» What is expected
Among the entries that follow, how many lines contain the word "Customize"? Give the number alone.

» Extracted material
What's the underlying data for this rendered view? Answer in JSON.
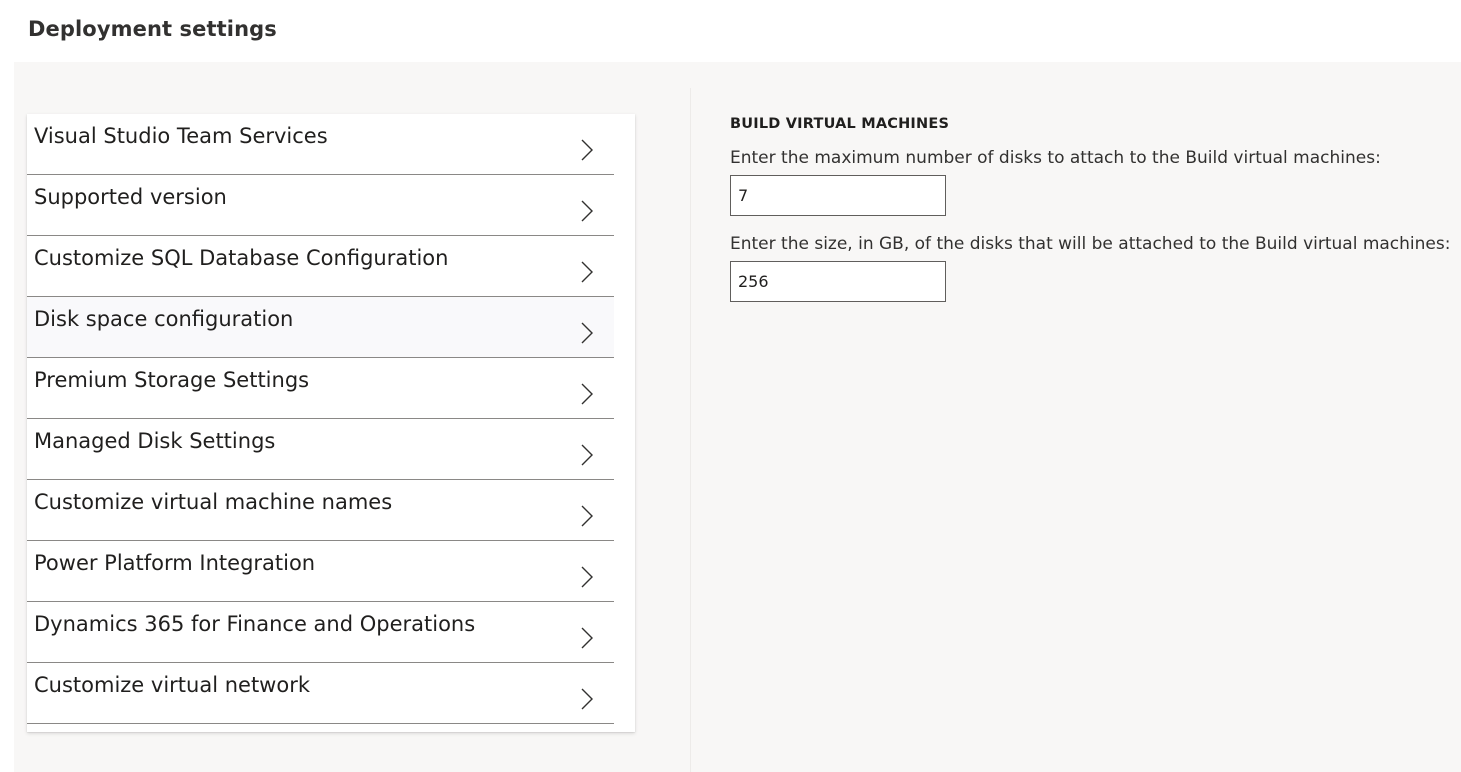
{
  "page": {
    "title": "Deployment settings"
  },
  "nav": {
    "selected_index": 3,
    "items": [
      {
        "label": "Visual Studio Team Services"
      },
      {
        "label": "Supported version"
      },
      {
        "label": "Customize SQL Database Configuration"
      },
      {
        "label": "Disk space configuration"
      },
      {
        "label": "Premium Storage Settings"
      },
      {
        "label": "Managed Disk Settings"
      },
      {
        "label": "Customize virtual machine names"
      },
      {
        "label": "Power Platform Integration"
      },
      {
        "label": "Dynamics 365 for Finance and Operations"
      },
      {
        "label": "Customize virtual network"
      }
    ]
  },
  "content": {
    "section_title": "BUILD VIRTUAL MACHINES",
    "max_disks_label": "Enter the maximum number of disks to attach to the Build virtual machines:",
    "max_disks_value": "7",
    "disk_size_label": "Enter the size, in GB, of the disks that will be attached to the Build virtual machines:",
    "disk_size_value": "256"
  }
}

» Exercise response
3